Record Type: Non-Journal
Publication Date: 2013
Pages: 314
Abstractor: As Provided
Reference Count: N/A
ISBN: 978-1-3038-7448-2
ISSN: N/A
Arab American Parents' Experiences of Special Education and Disability: A Phenomenological Exploration
Donovan, Elizabeth A.
ProQuest LLC, Ph.D. Dissertation, Kent State University

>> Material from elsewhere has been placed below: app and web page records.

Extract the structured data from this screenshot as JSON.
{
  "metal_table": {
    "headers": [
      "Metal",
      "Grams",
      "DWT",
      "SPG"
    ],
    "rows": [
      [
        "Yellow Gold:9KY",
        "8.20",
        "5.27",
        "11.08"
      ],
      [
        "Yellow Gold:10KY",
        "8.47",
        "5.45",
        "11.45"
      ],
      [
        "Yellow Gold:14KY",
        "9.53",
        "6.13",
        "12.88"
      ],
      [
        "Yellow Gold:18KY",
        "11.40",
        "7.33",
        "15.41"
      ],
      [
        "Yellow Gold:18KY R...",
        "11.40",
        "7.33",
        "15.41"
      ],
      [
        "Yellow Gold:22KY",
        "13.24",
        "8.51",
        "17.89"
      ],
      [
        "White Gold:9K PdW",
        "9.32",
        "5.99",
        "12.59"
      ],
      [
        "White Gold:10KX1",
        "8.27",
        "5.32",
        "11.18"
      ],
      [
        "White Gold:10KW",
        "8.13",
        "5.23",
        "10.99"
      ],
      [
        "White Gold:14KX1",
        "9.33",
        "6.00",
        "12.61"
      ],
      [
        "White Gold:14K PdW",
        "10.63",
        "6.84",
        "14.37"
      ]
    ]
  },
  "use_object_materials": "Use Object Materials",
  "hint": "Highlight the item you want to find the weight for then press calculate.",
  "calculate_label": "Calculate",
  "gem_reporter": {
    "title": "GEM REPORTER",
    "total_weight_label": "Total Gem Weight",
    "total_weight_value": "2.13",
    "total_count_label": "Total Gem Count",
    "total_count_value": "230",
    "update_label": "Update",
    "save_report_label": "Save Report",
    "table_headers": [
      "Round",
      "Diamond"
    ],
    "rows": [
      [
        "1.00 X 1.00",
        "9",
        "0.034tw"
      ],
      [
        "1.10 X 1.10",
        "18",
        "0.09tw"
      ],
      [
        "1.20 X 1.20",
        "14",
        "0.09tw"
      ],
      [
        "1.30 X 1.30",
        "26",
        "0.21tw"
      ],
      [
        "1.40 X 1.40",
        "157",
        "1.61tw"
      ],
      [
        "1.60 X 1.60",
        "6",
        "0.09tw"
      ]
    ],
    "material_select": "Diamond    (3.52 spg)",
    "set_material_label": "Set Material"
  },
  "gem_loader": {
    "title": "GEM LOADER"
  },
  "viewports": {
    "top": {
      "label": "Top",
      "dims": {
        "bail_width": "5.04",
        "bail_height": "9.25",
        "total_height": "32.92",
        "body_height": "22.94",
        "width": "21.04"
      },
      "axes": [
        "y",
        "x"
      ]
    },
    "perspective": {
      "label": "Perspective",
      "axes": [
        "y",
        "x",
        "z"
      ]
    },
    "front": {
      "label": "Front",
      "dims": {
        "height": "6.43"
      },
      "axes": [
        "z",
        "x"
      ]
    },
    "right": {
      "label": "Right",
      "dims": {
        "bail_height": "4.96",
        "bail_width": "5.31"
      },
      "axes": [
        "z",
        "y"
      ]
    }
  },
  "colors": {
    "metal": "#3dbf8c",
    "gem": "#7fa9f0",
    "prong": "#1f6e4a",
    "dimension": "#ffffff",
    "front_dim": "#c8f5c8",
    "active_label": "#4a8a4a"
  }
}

Within the field of school psychology there exists literature for school psychologists working with specific ethnic and linguistic groups (Frisby & Reynolds, 2005; Tomes, 2011). The Arab American population is estimated to be 3.6 million (Arab American Institute, 2012). However, there is a paucity of school psychology research on Arab American students and families (Goforth, 2011; Haboush, 2007). As active members of the special education process, school psychologists will benefit from information regarding Arab American cultural and religious beliefs about special education and disabilities. Such information will assist them in providing culturally sensitive and appropriate services to students and families. This study utilized a phenomenological qualitative approach to illuminate Arab Americans parents' experiences with their children's encounters with the special education process and perceptions of their children's disabilities. Phenomenological data analysis revealed four core themes. First, parents attached significance to specific steps within the special education process and to cultural stigmas around special education and disabilities. Next, parents reflected on special education services and key relationships. Additionally, parents discussed their children's abilities, their understandings of special education, and their advocacy work. Finally, parents reported that their goals for their children had not changed as a result of the special education process, although the goals were tailored to their children's identified disabilities. These findings have significant implications for professionals working with Arab American students and their parents. Recommendations are made for culturally sensitive school psychology practice with Arab Americans. Suggestions are provided for further research on this important yet under-researched topic. [The dissertation citations contained here are published with the permission of ProQuest LLC. Further reproduction is prohibited without permission. Copies of dissertations may be obtained by Telephone (800) 1-800-521-0600. Web page: http://www.proquest.com/en-US/products/dissertations/individuals.shtml.]
ProQuest LLC. 789 East Eisenhower Parkway, P.O. Box 1346, Ann Arbor, MI 48106. Tel: 800-521-0600; Web site: http://www.proquest.com/en-US/products/dissertations/individuals.shtml
Publication Type: Dissertations/Theses - Doctoral Dissertations
Education Level: Elementary Secondary Education
Audience: N/A
Language: English
Sponsor: N/A
Authoring Institution: N/A